■ **Assigned task**:
Return all the records, each one exactly as given.

── Given records

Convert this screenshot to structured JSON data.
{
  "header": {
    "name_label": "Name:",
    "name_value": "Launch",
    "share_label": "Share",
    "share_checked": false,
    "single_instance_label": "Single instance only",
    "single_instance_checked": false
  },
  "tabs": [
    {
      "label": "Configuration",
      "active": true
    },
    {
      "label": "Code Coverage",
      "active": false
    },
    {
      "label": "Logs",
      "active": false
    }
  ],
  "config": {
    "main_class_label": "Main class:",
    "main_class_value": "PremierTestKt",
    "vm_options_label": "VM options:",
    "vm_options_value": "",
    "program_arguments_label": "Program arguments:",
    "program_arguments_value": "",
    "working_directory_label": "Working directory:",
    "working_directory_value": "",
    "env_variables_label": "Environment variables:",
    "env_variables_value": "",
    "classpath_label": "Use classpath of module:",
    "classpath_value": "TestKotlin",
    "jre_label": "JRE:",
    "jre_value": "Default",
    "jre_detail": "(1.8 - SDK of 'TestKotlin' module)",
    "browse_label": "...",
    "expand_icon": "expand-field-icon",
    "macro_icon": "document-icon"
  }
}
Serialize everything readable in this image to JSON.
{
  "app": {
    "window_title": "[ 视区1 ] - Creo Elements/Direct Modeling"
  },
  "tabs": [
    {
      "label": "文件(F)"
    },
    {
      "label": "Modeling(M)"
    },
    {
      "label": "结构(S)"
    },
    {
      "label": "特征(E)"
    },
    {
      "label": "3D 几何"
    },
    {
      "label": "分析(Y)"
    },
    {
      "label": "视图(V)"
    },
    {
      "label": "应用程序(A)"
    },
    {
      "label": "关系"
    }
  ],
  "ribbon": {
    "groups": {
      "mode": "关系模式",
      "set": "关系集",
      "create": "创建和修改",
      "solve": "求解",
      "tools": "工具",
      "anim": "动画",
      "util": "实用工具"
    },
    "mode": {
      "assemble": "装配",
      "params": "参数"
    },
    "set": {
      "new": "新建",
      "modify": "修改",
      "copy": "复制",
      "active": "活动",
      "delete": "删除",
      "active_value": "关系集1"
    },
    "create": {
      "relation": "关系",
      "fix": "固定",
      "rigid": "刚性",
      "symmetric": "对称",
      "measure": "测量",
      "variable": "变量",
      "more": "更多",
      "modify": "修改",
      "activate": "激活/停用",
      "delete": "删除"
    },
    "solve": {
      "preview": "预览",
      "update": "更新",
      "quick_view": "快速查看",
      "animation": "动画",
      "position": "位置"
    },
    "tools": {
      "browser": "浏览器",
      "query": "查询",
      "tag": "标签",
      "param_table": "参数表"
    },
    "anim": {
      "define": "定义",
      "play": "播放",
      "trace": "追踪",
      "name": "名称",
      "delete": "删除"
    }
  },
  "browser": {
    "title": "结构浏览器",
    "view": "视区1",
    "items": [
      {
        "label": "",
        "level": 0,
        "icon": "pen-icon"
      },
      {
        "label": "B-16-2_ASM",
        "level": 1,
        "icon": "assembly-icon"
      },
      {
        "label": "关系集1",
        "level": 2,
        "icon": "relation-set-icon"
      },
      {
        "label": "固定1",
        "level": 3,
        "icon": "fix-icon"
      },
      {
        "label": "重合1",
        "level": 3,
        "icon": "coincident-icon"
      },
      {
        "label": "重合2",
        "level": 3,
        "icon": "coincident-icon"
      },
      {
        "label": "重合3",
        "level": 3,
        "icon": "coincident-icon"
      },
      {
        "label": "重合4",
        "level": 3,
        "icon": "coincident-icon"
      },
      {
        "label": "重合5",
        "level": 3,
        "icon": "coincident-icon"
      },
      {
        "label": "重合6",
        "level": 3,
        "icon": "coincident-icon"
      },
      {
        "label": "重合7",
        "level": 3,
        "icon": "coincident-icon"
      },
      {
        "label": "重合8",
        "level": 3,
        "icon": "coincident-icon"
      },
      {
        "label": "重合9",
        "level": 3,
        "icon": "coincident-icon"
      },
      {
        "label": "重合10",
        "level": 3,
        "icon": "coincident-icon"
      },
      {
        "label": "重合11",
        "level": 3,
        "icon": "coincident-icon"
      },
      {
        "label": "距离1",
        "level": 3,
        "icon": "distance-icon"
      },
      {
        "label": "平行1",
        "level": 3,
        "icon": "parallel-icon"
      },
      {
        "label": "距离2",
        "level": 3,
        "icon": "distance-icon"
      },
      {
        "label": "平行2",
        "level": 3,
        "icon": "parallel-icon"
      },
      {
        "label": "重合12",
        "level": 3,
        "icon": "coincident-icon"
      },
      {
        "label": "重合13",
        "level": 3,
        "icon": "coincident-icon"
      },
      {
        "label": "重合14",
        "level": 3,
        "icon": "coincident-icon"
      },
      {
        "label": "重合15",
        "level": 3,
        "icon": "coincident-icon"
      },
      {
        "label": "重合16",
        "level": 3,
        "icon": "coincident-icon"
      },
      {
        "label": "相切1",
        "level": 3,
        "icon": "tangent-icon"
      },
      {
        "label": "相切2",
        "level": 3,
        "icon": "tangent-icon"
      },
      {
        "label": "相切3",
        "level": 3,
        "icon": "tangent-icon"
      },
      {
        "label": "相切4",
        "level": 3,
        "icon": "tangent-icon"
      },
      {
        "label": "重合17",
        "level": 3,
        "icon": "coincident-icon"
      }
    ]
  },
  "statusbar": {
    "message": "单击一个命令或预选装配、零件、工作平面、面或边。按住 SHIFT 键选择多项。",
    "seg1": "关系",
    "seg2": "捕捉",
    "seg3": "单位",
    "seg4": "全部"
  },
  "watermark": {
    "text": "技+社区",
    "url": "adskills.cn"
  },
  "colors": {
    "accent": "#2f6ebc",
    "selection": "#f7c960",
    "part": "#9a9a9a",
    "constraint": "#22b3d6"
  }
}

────

■ **Response to the exercise**:
Convert this screenshot to structured JSON data.
{
  "header": {
    "name_label": "Name:",
    "name_value": "Launch",
    "share_label": "Share",
    "share_checked": false,
    "single_instance_label": "Single instance only",
    "single_instance_checked": false
  },
  "tabs": [
    {
      "label": "Configuration",
      "active": true
    },
    {
      "label": "Code Coverage",
      "active": false
    },
    {
      "label": "Logs",
      "active": false
    }
  ],
  "config": {
    "main_class_label": "Main class:",
    "main_class_value": "PremierTestKt",
    "vm_options_label": "VM options:",
    "vm_options_value": "",
    "program_arguments_label": "Program arguments:",
    "program_arguments_value": "",
    "working_directory_label": "Working directory:",
    "working_directory_value": "",
    "env_variables_label": "Environment variables:",
    "env_variables_value": "",
    "classpath_label": "Use classpath of module:",
    "classpath_value": "TestKotlin",
    "jre_label": "JRE:",
    "jre_value": "Default",
    "jre_detail": "(1.8 - SDK of 'TestKotlin' module)",
    "browse_label": "...",
    "expand_icon": "expand-field-icon",
    "macro_icon": "document-icon"
  }
}
Serialize everything readable in this image to JSON.
{
  "app": {
    "window_title": "[ 视区1 ] - Creo Elements/Direct Modeling"
  },
  "tabs": [
    {
      "label": "文件(F)"
    },
    {
      "label": "Modeling(M)"
    },
    {
      "label": "结构(S)"
    },
    {
      "label": "特征(E)"
    },
    {
      "label": "3D 几何"
    },
    {
      "label": "分析(Y)"
    },
    {
      "label": "视图(V)"
    },
    {
      "label": "应用程序(A)"
    },
    {
      "label": "关系"
    }
  ],
  "ribbon": {
    "groups": {
      "mode": "关系模式",
      "set": "关系集",
      "create": "创建和修改",
      "solve": "求解",
      "tools": "工具",
      "anim": "动画",
      "util": "实用工具"
    },
    "mode": {
      "assemble": "装配",
      "params": "参数"
    },
    "set": {
      "new": "新建",
      "modify": "修改",
      "copy": "复制",
      "active": "活动",
      "delete": "删除",
      "active_value": "关系集1"
    },
    "create": {
      "relation": "关系",
      "fix": "固定",
      "rigid": "刚性",
      "symmetric": "对称",
      "measure": "测量",
      "variable": "变量",
      "more": "更多",
      "modify": "修改",
      "activate": "激活/停用",
      "delete": "删除"
    },
    "solve": {
      "preview": "预览",
      "update": "更新",
      "quick_view": "快速查看",
      "animation": "动画",
      "position": "位置"
    },
    "tools": {
      "browser": "浏览器",
      "query": "查询",
      "tag": "标签",
      "param_table": "参数表"
    },
    "anim": {
      "define": "定义",
      "play": "播放",
      "trace": "追踪",
      "name": "名称",
      "delete": "删除"
    }
  },
  "browser": {
    "title": "结构浏览器",
    "view": "视区1",
    "items": [
      {
        "label": "",
        "level": 0,
        "icon": "pen-icon"
      },
      {
        "label": "B-16-2_ASM",
        "level": 1,
        "icon": "assembly-icon"
      },
      {
        "label": "关系集1",
        "level": 2,
        "icon": "relation-set-icon"
      },
      {
        "label": "固定1",
        "level": 3,
        "icon": "fix-icon"
      },
      {
        "label": "重合1",
        "level": 3,
        "icon": "coincident-icon"
      },
      {
        "label": "重合2",
        "level": 3,
        "icon": "coincident-icon"
      },
      {
        "label": "重合3",
        "level": 3,
        "icon": "coincident-icon"
      },
      {
        "label": "重合4",
        "level": 3,
        "icon": "coincident-icon"
      },
      {
        "label": "重合5",
        "level": 3,
        "icon": "coincident-icon"
      },
      {
        "label": "重合6",
        "level": 3,
        "icon": "coincident-icon"
      },
      {
        "label": "重合7",
        "level": 3,
        "icon": "coincident-icon"
      },
      {
        "label": "重合8",
        "level": 3,
        "icon": "coincident-icon"
      },
      {
        "label": "重合9",
        "level": 3,
        "icon": "coincident-icon"
      },
      {
        "label": "重合10",
        "level": 3,
        "icon": "coincident-icon"
      },
      {
        "label": "重合11",
        "level": 3,
        "icon": "coincident-icon"
      },
      {
        "label": "距离1",
        "level": 3,
        "icon": "distance-icon"
      },
      {
        "label": "平行1",
        "level": 3,
        "icon": "parallel-icon"
      },
      {
        "label": "距离2",
        "level": 3,
        "icon": "distance-icon"
      },
      {
        "label": "平行2",
        "level": 3,
        "icon": "parallel-icon"
      },
      {
        "label": "重合12",
        "level": 3,
        "icon": "coincident-icon"
      },
      {
        "label": "重合13",
        "level": 3,
        "icon": "coincident-icon"
      },
      {
        "label": "重合14",
        "level": 3,
        "icon": "coincident-icon"
      },
      {
        "label": "重合15",
        "level": 3,
        "icon": "coincident-icon"
      },
      {
        "label": "重合16",
        "level": 3,
        "icon": "coincident-icon"
      },
      {
        "label": "相切1",
        "level": 3,
        "icon": "tangent-icon"
      },
      {
        "label": "相切2",
        "level": 3,
        "icon": "tangent-icon"
      },
      {
        "label": "相切3",
        "level": 3,
        "icon": "tangent-icon"
      },
      {
        "label": "相切4",
        "level": 3,
        "icon": "tangent-icon"
      },
      {
        "label": "重合17",
        "level": 3,
        "icon": "coincident-icon"
      }
    ]
  },
  "statusbar": {
    "message": "单击一个命令或预选装配、零件、工作平面、面或边。按住 SHIFT 键选择多项。",
    "seg1": "关系",
    "seg2": "捕捉",
    "seg3": "单位",
    "seg4": "全部"
  },
  "watermark": {
    "text": "技+社区",
    "url": "adskills.cn"
  },
  "colors": {
    "accent": "#2f6ebc",
    "selection": "#f7c960",
    "part": "#9a9a9a",
    "constraint": "#22b3d6"
  }
}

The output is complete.